Try it
Scan the entries below. List each line with "innovation".
##########
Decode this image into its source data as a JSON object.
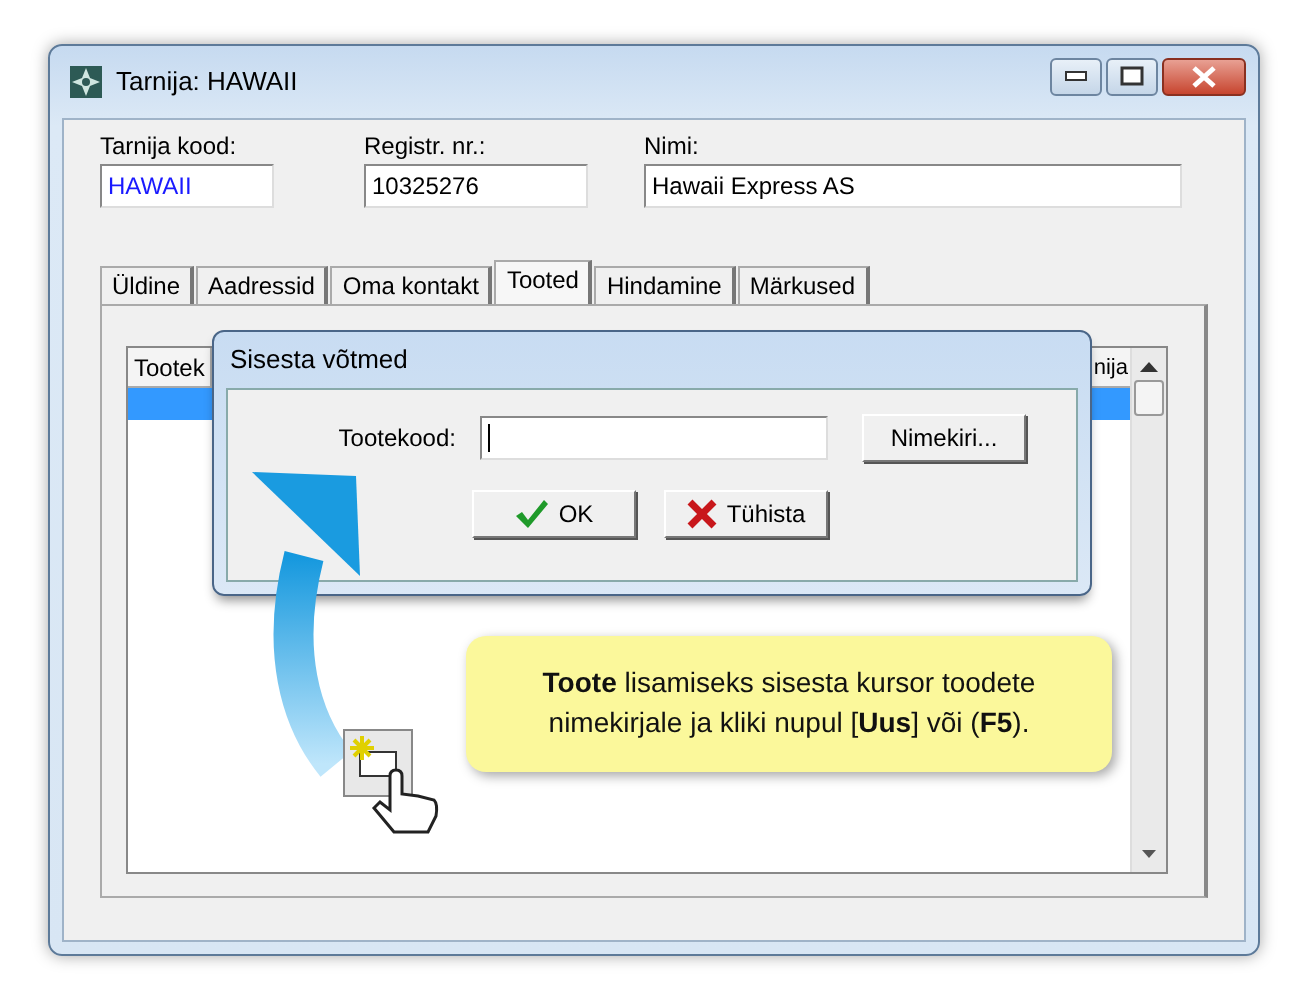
{
  "window": {
    "title": "Tarnija: HAWAII"
  },
  "fields": [
    {
      "label": "Tarnija kood:",
      "value": "HAWAII",
      "kind": "code"
    },
    {
      "label": "Registr. nr.:",
      "value": "10325276",
      "kind": "plain"
    },
    {
      "label": "Nimi:",
      "value": "Hawaii Express AS",
      "kind": "plain"
    }
  ],
  "tabs": [
    {
      "label": "Üldine",
      "selected": false
    },
    {
      "label": "Aadressid",
      "selected": false
    },
    {
      "label": "Oma kontakt",
      "selected": false
    },
    {
      "label": "Tooted",
      "selected": true
    },
    {
      "label": "Hindamine",
      "selected": false
    },
    {
      "label": "Märkused",
      "selected": false
    }
  ],
  "table": {
    "columns": [
      "Tootek",
      "nija"
    ],
    "rows": [
      {
        "selected": true
      }
    ]
  },
  "dialog": {
    "title": "Sisesta võtmed",
    "field_label": "Tootekood:",
    "list_button": "Nimekiri...",
    "ok_button": "OK",
    "cancel_button": "Tühista"
  },
  "callout": {
    "text": "**Toote** lisamiseks sisesta kursor toodete nimekirjale ja kliki nupul [**Uus**] või (**F5**)."
  }
}
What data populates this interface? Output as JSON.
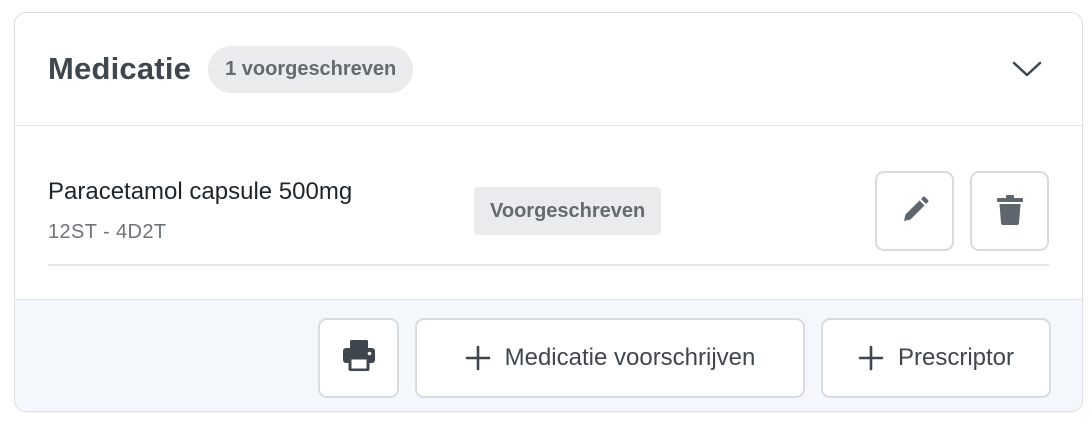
{
  "section": {
    "title": "Medicatie",
    "count_badge": "1 voorgeschreven"
  },
  "medications": [
    {
      "name": "Paracetamol capsule 500mg",
      "dosage": "12ST - 4D2T",
      "status": "Voorgeschreven"
    }
  ],
  "footer": {
    "prescribe_label": "Medicatie voorschrijven",
    "prescriptor_label": "Prescriptor"
  },
  "icons": {
    "collapse": "chevron-down-icon",
    "edit": "pencil-icon",
    "delete": "trash-icon",
    "print": "printer-icon",
    "add": "plus-icon"
  },
  "colors": {
    "title_text": "#3f464d",
    "badge_bg": "#e9ebed",
    "badge_text": "#636a71",
    "footer_bg": "#f4f7fb",
    "icon": "#5f666d"
  }
}
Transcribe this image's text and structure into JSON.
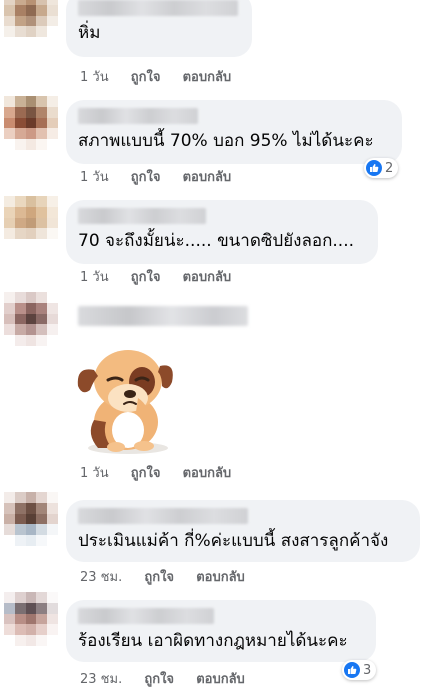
{
  "comments": [
    {
      "text": "หิ่ม",
      "time": "1 วัน",
      "like": "ถูกใจ",
      "reply": "ตอบกลับ"
    },
    {
      "text": "สภาพแบบนี้ 70% บอก 95% ไม่ได้นะคะ",
      "time": "1 วัน",
      "like": "ถูกใจ",
      "reply": "ตอบกลับ",
      "reaction_count": "2"
    },
    {
      "text": "70 จะถึงมั้ยน่ะ..... ขนาดซิปยังลอก....",
      "time": "1 วัน",
      "like": "ถูกใจ",
      "reply": "ตอบกลับ"
    },
    {
      "sticker": "sad-puppy-sticker",
      "time": "1 วัน",
      "like": "ถูกใจ",
      "reply": "ตอบกลับ"
    },
    {
      "text": "ประเมินแม่ค้า กี่%ค่ะแบบนี้  สงสารลูกค้าจัง",
      "time": "23 ชม.",
      "like": "ถูกใจ",
      "reply": "ตอบกลับ"
    },
    {
      "text": "ร้องเรียน เอาผิดทางกฎหมายได้นะคะ",
      "time": "23 ชม.",
      "like": "ถูกใจ",
      "reply": "ตอบกลับ",
      "reaction_count": "3"
    }
  ],
  "colors": {
    "bubble": "#f0f2f5",
    "meta_text": "#65676b",
    "like_blue": "#1877f2"
  },
  "icons": [
    "like-icon"
  ]
}
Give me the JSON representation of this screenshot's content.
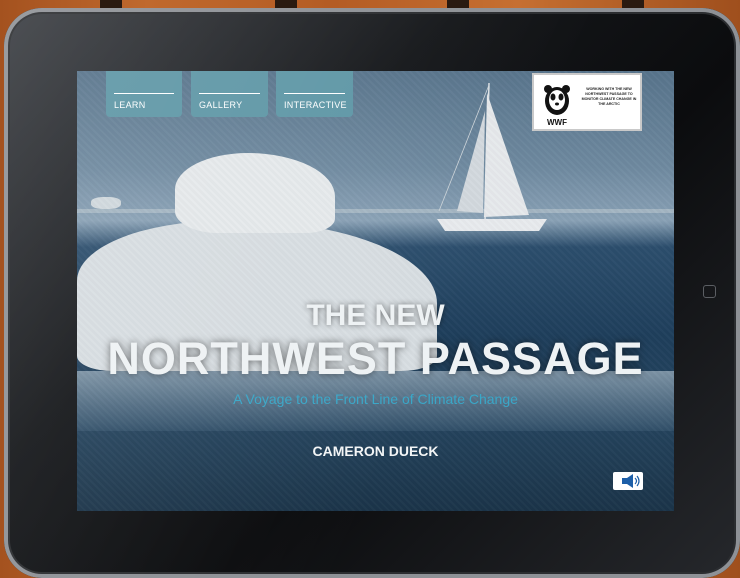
{
  "nav": {
    "tabs": [
      {
        "label": "LEARN"
      },
      {
        "label": "GALLERY"
      },
      {
        "label": "INTERACTIVE"
      }
    ]
  },
  "wwf": {
    "logo_text": "WWF",
    "description": "Working with the new Northwest Passage to monitor climate change in the Arctic"
  },
  "cover": {
    "title_line1": "THE NEW",
    "title_line2": "NORTHWEST PASSAGE",
    "subtitle": "A Voyage to the Front Line of Climate Change",
    "author": "CAMERON DUECK"
  },
  "icons": {
    "sound": "speaker-icon",
    "home": "home-button-icon"
  },
  "colors": {
    "tab_bg": "#5f97a6",
    "subtitle": "#3aa7c8",
    "background_wood": "#b45c24"
  }
}
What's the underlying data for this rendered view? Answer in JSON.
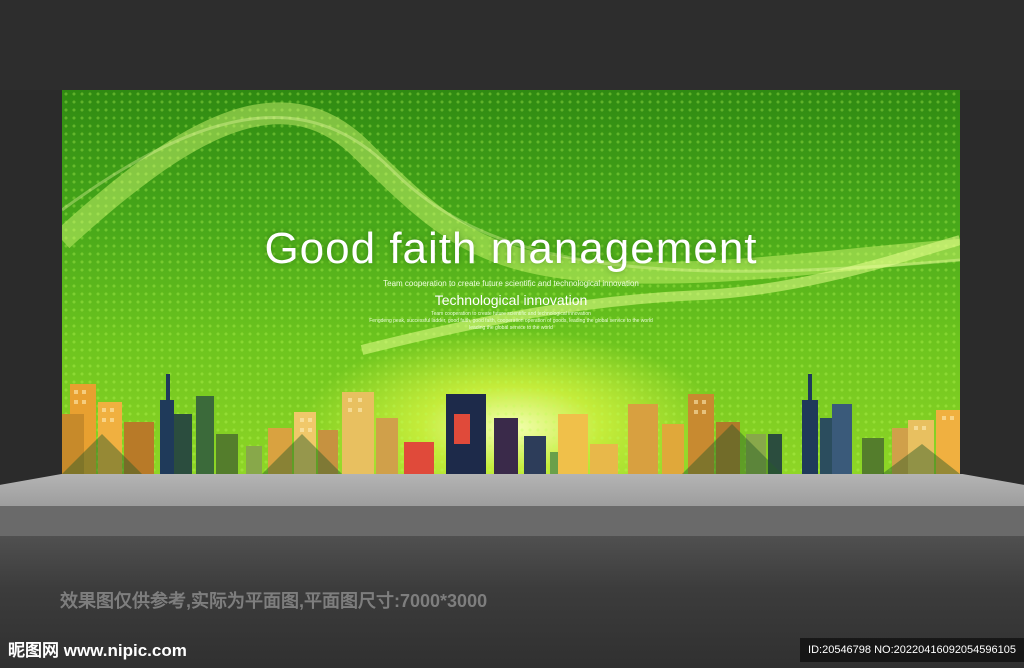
{
  "board": {
    "title": "Good faith management",
    "subtitle_small": "Team cooperation to create future scientific and technological innovation",
    "subtitle_main": "Technological innovation",
    "tagline_line1": "Team cooperation to create future scientific and technological innovation",
    "tagline_line2": "Fengdeng peak, successful ladder, good faith, good faith, cooperation operation of goods, leading the global service to the world",
    "tagline_line3": "leading the global service to the world"
  },
  "caption": "效果图仅供参考,实际为平面图,平面图尺寸:7000*3000",
  "watermark": {
    "logo": "昵图网 www.nipic.com",
    "id_text": "ID:20546798 NO:20220416092054596105"
  },
  "colors": {
    "board_green": "#48a81a",
    "wall": "#2b2b2b",
    "stage": "#a8a8a8"
  }
}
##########
Your solution
    "subtitle_small": "Team cooperation to create future scientific and technological innovation",
    "subtitle_main": "Technological innovation",
    "tagline_line1": "Team cooperation to create future scientific and technological innovation",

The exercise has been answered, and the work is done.